*** THE DATA ***
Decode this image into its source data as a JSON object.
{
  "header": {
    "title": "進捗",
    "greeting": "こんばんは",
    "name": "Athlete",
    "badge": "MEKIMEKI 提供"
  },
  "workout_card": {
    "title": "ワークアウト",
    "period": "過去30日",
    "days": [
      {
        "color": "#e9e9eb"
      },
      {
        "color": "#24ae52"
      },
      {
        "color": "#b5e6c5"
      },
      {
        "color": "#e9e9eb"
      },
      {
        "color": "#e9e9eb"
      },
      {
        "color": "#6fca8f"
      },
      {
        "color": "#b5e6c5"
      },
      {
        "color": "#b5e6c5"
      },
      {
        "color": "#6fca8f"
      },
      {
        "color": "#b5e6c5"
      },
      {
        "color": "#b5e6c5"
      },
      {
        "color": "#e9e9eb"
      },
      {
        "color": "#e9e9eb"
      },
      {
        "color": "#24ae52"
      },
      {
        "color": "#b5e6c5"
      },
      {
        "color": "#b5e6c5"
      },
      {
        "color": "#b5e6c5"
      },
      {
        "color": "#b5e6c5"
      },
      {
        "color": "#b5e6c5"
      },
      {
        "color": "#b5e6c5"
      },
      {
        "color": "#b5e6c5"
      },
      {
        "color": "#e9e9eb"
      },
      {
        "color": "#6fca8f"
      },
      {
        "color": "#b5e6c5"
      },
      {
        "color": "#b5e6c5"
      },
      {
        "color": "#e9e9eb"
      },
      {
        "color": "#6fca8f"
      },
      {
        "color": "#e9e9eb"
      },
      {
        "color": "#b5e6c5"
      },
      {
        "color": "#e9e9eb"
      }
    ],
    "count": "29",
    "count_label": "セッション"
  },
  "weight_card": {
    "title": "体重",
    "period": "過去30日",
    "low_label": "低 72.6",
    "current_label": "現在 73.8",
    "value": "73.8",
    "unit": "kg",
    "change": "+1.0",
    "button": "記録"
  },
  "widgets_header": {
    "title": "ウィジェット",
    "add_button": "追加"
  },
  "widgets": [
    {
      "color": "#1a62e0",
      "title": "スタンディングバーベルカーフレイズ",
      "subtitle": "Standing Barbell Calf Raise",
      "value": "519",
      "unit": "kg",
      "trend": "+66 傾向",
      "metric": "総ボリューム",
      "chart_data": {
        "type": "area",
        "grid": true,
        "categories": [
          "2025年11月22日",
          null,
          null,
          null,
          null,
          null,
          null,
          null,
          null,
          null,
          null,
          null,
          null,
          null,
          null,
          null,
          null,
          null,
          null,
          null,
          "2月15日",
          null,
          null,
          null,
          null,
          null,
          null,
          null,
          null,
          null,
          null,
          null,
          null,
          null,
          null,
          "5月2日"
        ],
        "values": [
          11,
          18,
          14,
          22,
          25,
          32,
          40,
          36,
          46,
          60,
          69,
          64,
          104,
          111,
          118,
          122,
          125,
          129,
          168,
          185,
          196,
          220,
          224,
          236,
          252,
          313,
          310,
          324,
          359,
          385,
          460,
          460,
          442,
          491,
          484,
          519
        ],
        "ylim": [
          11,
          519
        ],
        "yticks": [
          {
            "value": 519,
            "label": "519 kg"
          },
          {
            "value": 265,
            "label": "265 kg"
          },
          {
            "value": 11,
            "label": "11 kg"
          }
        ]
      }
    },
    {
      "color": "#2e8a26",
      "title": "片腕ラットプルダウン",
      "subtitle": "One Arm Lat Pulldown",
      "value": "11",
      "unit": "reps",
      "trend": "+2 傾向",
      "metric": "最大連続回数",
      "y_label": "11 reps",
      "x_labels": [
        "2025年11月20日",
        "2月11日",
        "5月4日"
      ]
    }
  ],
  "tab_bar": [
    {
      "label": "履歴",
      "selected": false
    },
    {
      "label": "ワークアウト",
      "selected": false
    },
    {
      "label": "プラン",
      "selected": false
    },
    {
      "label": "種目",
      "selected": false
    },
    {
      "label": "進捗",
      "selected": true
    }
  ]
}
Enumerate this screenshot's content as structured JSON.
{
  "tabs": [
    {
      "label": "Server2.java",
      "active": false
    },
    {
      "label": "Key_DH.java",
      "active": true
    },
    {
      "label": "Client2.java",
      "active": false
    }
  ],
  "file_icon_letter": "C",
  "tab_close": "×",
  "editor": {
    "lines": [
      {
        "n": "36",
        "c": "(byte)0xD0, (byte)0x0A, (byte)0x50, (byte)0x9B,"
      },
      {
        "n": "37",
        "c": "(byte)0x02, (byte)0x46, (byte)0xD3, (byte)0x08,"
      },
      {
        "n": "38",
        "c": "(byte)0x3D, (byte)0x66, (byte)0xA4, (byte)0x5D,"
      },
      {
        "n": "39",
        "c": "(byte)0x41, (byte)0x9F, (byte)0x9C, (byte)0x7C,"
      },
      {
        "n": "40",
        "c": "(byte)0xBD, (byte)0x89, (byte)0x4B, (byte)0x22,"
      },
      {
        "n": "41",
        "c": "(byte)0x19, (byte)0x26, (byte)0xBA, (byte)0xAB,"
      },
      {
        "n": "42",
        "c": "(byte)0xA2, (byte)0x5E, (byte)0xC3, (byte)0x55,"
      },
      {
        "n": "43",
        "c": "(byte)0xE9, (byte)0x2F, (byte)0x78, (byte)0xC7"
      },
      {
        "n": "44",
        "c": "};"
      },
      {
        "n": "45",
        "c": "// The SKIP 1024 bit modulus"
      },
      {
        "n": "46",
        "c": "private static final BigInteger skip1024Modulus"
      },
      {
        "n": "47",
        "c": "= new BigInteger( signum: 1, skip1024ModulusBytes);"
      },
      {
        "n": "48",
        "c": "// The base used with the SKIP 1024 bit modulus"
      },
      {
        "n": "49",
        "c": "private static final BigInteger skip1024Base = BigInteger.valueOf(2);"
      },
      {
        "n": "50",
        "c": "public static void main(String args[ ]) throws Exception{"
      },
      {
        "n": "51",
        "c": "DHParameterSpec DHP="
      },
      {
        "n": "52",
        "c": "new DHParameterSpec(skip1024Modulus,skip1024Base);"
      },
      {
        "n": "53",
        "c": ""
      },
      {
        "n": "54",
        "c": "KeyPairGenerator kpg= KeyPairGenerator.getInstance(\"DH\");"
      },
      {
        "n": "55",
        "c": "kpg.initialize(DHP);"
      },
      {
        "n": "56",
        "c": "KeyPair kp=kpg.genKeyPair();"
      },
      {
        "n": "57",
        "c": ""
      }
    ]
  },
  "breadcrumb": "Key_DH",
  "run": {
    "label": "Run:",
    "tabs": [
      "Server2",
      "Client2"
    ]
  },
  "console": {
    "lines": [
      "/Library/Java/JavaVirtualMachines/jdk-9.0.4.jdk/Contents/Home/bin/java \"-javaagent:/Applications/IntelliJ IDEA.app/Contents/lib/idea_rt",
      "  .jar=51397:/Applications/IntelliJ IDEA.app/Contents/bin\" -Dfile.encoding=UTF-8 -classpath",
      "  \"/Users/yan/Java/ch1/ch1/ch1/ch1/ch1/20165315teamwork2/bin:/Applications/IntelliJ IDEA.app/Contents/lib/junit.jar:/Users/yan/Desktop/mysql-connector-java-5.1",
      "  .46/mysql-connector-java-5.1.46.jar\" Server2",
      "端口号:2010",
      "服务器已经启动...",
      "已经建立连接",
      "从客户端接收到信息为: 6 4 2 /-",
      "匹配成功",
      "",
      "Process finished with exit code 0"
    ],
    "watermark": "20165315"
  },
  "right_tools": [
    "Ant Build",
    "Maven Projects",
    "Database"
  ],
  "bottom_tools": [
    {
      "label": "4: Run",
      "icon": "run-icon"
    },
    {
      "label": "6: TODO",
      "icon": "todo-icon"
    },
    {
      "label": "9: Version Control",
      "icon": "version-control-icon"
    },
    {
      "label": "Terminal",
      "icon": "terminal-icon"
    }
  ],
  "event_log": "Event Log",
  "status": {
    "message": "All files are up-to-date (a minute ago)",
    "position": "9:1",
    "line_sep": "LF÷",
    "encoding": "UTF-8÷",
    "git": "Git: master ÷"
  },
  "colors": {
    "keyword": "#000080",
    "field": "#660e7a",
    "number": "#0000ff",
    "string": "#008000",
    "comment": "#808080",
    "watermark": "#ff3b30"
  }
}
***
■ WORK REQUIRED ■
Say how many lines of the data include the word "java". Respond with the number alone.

■ YOUR SOLUTION ■
6